Colourful, wildly stylised, immense captivating fable, including animation, kabuki and butoh and collapsing sets. About a soothsayer at court who was driven to insanity by the murder of his lover and will marry her likeness. And indeed, she’s a fox in human form!

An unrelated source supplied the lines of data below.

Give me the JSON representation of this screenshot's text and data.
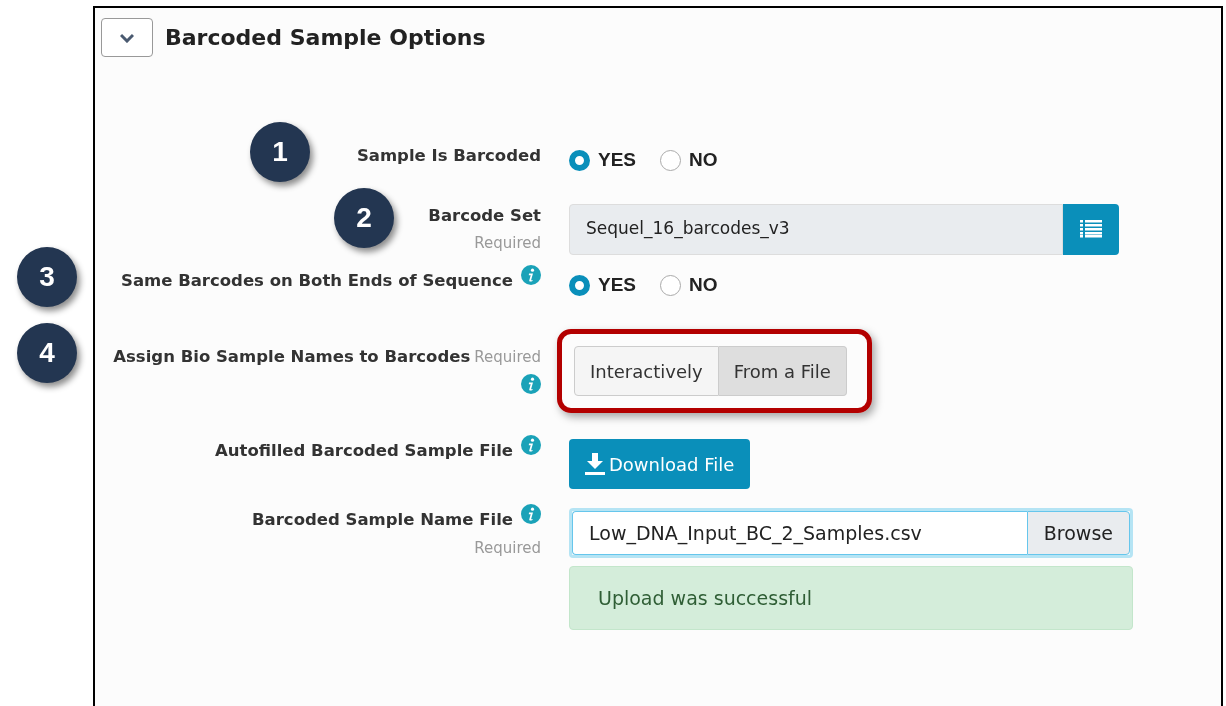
{
  "section": {
    "title": "Barcoded Sample Options",
    "expanded": true
  },
  "fields": [
    {
      "kind": "radio",
      "callout": "1",
      "label": "Sample Is Barcoded",
      "info": false,
      "options": [
        {
          "label": "YES",
          "selected": true
        },
        {
          "label": "NO",
          "selected": false
        }
      ]
    },
    {
      "kind": "select",
      "callout": "2",
      "label": "Barcode Set",
      "hint": "Required",
      "info": false,
      "value": "Sequel_16_barcodes_v3"
    },
    {
      "kind": "radio",
      "callout": "3",
      "label": "Same Barcodes on Both Ends of Sequence",
      "info": true,
      "options": [
        {
          "label": "YES",
          "selected": true
        },
        {
          "label": "NO",
          "selected": false
        }
      ]
    },
    {
      "kind": "toggle",
      "callout": "4",
      "label": "Assign Bio Sample Names to Barcodes",
      "hint": "Required",
      "info": true,
      "highlighted": true,
      "options": [
        {
          "label": "Interactively",
          "selected": false
        },
        {
          "label": "From a File",
          "selected": true
        }
      ]
    },
    {
      "kind": "download",
      "label": "Autofilled Barcoded Sample File",
      "info": true,
      "button": "Download File"
    },
    {
      "kind": "file",
      "label": "Barcoded Sample Name File",
      "hint": "Required",
      "info": true,
      "value": "Low_DNA_Input_BC_2_Samples.csv",
      "browse": "Browse",
      "message": "Upload was successful"
    }
  ]
}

If you see only one Uchida film, this should be it; just make sure to clear space on the floor for your jaw. Uchida’s reputation as a realist or naturalist is severely tested by this wildly stylized, immensely lovable fable. The Japanese characters for ‘Tomu’ can be construed as ‘to spit out or vomit dreams’, and the ever-escalating spillage of visual and narrative invention in The Mad Fox does just that. Its crazy tale about a court fortune teller driven mad by a murder, who ends up marrying his slain lover’s dead ringer, a fox in human form (got that?), incorporates animation, kabuki and butoh, colorist experiments, collapsing sets, animal masks, revolving stages, and scroll compositions – never mind anthropomorphism, class warfare, identical twins, a doll baby that makes electronic mewling sounds, and even playful hints of bestiality. The political import of the fable is readily apparent – this is Uchida, after all – but the film’s extravagant artifice all but swamps it. As the Scope image swims in deepest incarnadine or blooms into Van Gogh yellow, or a close-up holds on the fox bride madly lapping at her husband’s wound, the topsy-turvy world of The Mad Fox leaves one feeling like the character who exclaims: ‘I am in confusion unto madness.’ (JQ) —International Film Festival Rotterdam
Uchida Tomu was born in the city of Okayama, Okayama Prefecture on April 26, 1898 to a family of confectionary makers. After dropping out of high school and spending time as a piano tuner in Yokohama, Uchida worked on and off for the Taisho Katsuei Motion Picture Company founded in May 1920. Nicknamed Tom by his gang, he took the stage name Tomu and became an actor, also serving as an assistant director, assistant cameraman and stagehand. Uchida joined the Makino educational films (Makino Kyoikueiga Seisakusho) in Kyoto, and directed his first film Aa, Konishi Junsa (Police Officer Konishi, 1922) with Kinugasa Teinosuke; however, his innate wanderlust soon had him off traveling around Japan, mixing with the people at the bottom of the social ladder. In 1926 he went to work for Nikkatsu, making his proper directorial debut with Kyoso Mikkakan (Three Days of Competition, 1927). Following his early light comedies, Uchida went on to make the socialist leaning… read more